Speaker of the British House of Commons election, 2000
The 2000 election of the Speaker of the House of Commons occurred on 23 October 2000 after the retirement of Betty Boothroyd as Speaker. The election resulted in the election of Scottish Labour MP Michael Martin. It was the first contested election since 27 April 1992.
- John McWilliam (Labour), nominated by Jamie Cann and seconded by Helen Brinton
- Alan Beith (Liberal Democrats), nominated by Dafydd Wigley and seconded by Jackie Ballard
- Michael Martin (Labour), nominated by Peter Snape and seconded by Ann Keen
- Patrick Cormack (Conservative), nominated by Gillian Shephard and seconded by Tam Dalyell
- Gwyneth Dunwoody (Labour), nominated by David Davis and seconded by Marjorie Mowlam
- Sir Alan Haselhurst (Conservative), nominated by David Winnick and seconded by Peter Brooke

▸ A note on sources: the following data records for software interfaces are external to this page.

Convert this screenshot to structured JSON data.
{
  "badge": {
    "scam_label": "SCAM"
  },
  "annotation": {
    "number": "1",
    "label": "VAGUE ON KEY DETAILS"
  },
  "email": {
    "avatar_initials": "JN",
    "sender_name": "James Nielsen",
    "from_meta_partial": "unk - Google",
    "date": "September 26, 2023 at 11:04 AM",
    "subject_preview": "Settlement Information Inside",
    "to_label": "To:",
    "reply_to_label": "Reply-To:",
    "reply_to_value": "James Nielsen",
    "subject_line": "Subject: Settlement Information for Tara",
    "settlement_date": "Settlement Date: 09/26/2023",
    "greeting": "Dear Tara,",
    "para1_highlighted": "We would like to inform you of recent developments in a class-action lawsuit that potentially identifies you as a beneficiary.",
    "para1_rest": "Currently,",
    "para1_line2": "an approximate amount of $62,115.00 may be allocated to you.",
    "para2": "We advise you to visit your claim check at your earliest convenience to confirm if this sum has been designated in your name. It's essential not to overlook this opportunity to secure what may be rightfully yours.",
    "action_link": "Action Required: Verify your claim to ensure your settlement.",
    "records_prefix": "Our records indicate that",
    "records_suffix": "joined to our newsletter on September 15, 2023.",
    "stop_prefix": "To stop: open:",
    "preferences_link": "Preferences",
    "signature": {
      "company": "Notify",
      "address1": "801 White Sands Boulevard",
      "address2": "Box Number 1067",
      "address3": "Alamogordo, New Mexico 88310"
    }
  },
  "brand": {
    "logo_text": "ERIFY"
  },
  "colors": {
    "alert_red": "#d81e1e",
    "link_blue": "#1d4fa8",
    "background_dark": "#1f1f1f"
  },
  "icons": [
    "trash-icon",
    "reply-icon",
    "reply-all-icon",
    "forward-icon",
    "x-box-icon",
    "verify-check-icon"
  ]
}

- Sir Michael Lord (Conservative), nominated by Tom King and seconded by Andrew Reed
- Nicholas Winterton (Conservative), nominated by John Wilkinson and seconded by Stephen Pound
- Menzies Campbell (Liberal Democrats), nominated by Martin O'Neill and seconded by Derek Wyatt
- Sir George Young (Conservative), nominated by John MacGregor and seconded by Helen Jackson
- David Clark (Labour), nominated by John Maxton and seconded by Joan Ruddock
- Richard Shepherd (Conservative), nominated by Martin Bell and seconded by Tony Wright
Candidate who withdrew
This was the last Speaker election to be conducted by means of a conventional parliamentary motion with recorded votes on an amendment for each candidate. With an unusually large number of candidates, a significant number of MPs spoke in favour of switching to a less time-consuming procedure, but Sir Edward Heath, who was presiding in his capacity as Father of the House, declined to allow a vote on this issue.
The repeated ballots took nearly six hours. Each candidate gave their own speech of submission to the will of the House, having each been nominated and seconded by Members in separate speeches. Martin was the front runner going into the ballot and was never in any danger of losing during the election, winning every ballot by at least 76 votes.
|Michael Martin: 345||Sir Alan Haselhurst: 140|
|Michael Martin: 409||Alan Beith: 83|
|Michael Martin: 341||Gwyneth Dunwoody: 170|
|Michael Martin: 317||Sir George Young: 241|
|Michael Martin: 381||Menzies Campbell: 98|
|Michael Martin: 257||David Clark: 192|
|Michael Martin: 340||Nicholas Winterton: 116|
|Michael Martin: 309||John Mcwilliam: 30|
|Michael Martin: 290||Michael Lord: 146|
|Michael Martin: 287||Sir Patrick Cormack: 130|
|Michael Martin: 282||Richard Shepherd: 136|
Once all Martin's opponents had been eliminated from the contest, the original motion that he be elected Speaker was met with some audible opposition. A division was therefore held, but the motion was approved by 370 votes to 8. Martin was thus conducted to the Chair by the MPs who had nominated and seconded him, Peter Snape and Ann Keen respectively.